To varying degrees, we are wrapped up in a technology-driven society. An example is each time a new iPhone model is released, consumers queue outside Apple stores to be the first to get the latest model. But technological advances are moving beyond smartphones and into more complex arenas.

Take, for example, the automobile. BMW recently demonstrated a car that parks itself at the Consumer Electronics Show in Las Vegas. A specially equipped BMW i3 was parked by a BMW engineer simply by saying into a smart watch, “BMW, go park yourself.” The engineer then gave another command into the watch, “BMW pick me up,” and the car returned to the engineer. The vehicle did not park itself on a street, but in the multi-level garage of a Las Vegas hotel. Certainly, the transition to driverless cars still has some technology hurdles to overcome, including mapping, but experts say these can be resolved within the next five to 10 years.

A benefactor of driverless cars may be the car share companies, such as Uber and Lyft. Last Monday, Uber announced a partnership with Carnegie Mellon University in Pittsburgh to develop driverless car and mapping technology. The Uber Advance Technologies Center will be built near CMU’s National Robotics Engineering Center and the partnership will focus on research and development into “mapping and vehicles safety and autonomy technology.”

I was puzzled when I read this info. Google has invested more than $250 million in Uber. I would have anticipated Uber and Google would partner to bring the latest autonomous driving technology to the masses. With this announcement, it appears Uber may be heading into a competitive scenario with one of its largest investors.

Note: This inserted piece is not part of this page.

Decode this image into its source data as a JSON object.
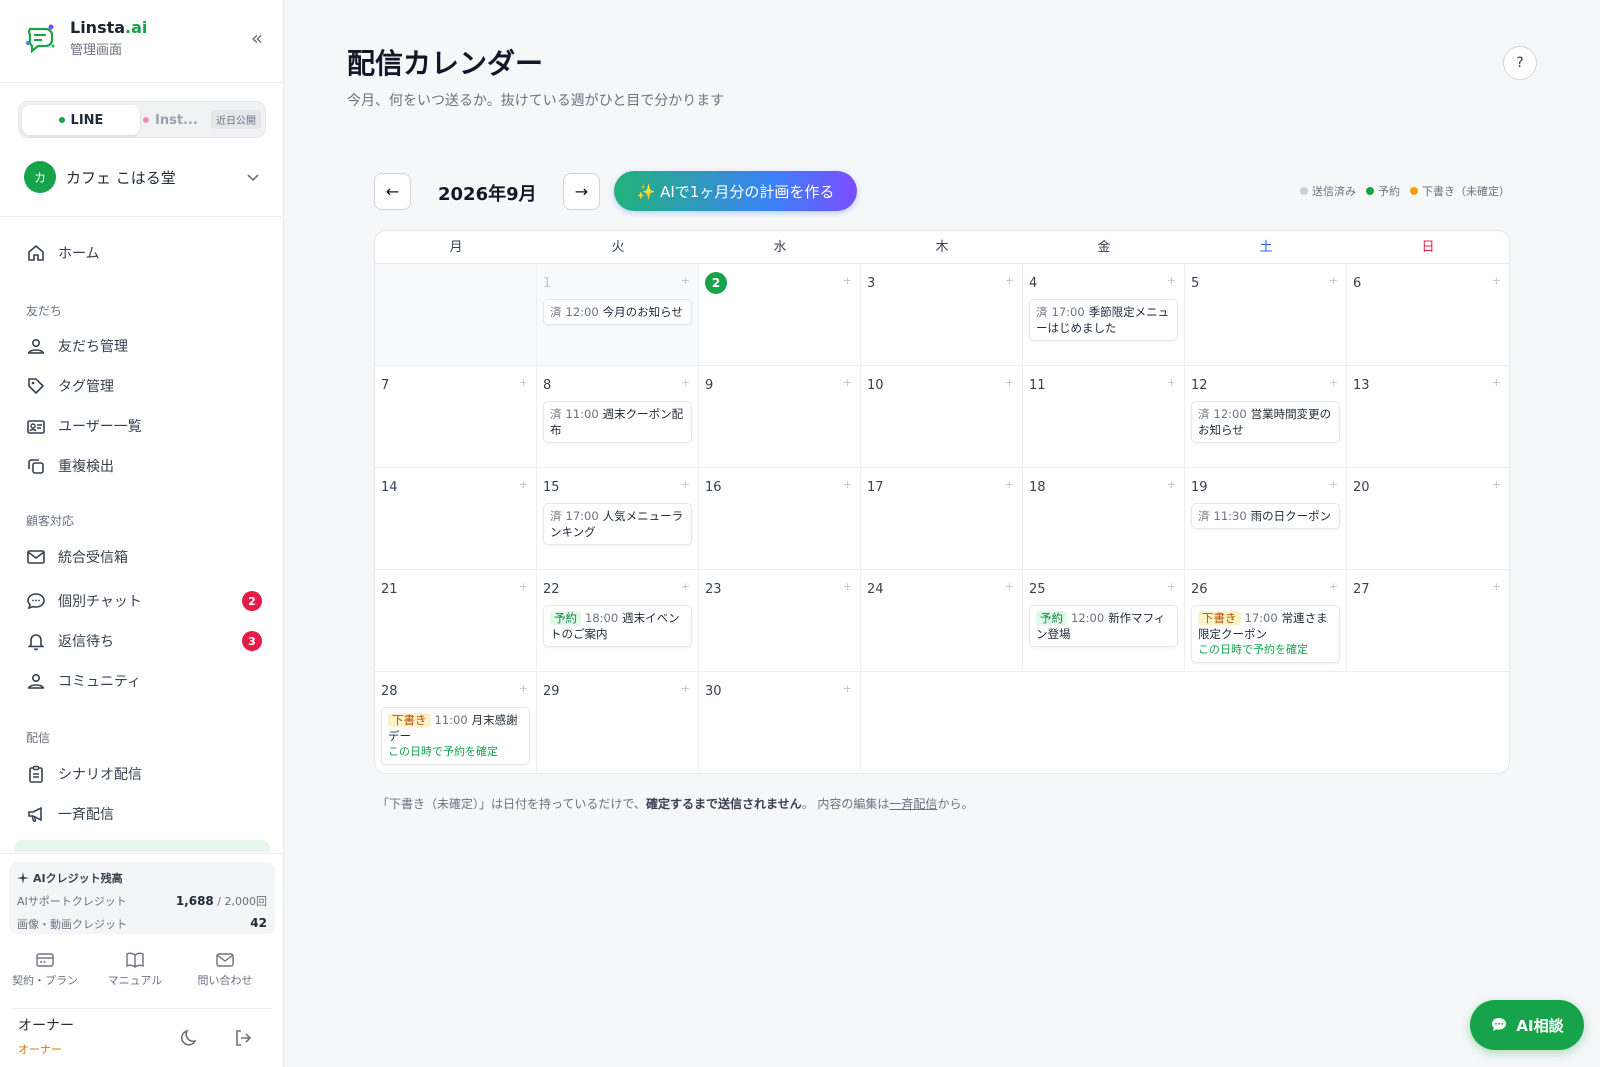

Uber has stated they have been working on their own mapping technology and are simply accelerating development. Since many of these relationships are sensitive by nature, and information is closely guarded, we will have to stay tuned to find out more on the evolving relationships between Uber, CMU, and Google.

For more info on the Uber/Carnegie Mellon partnership, visit: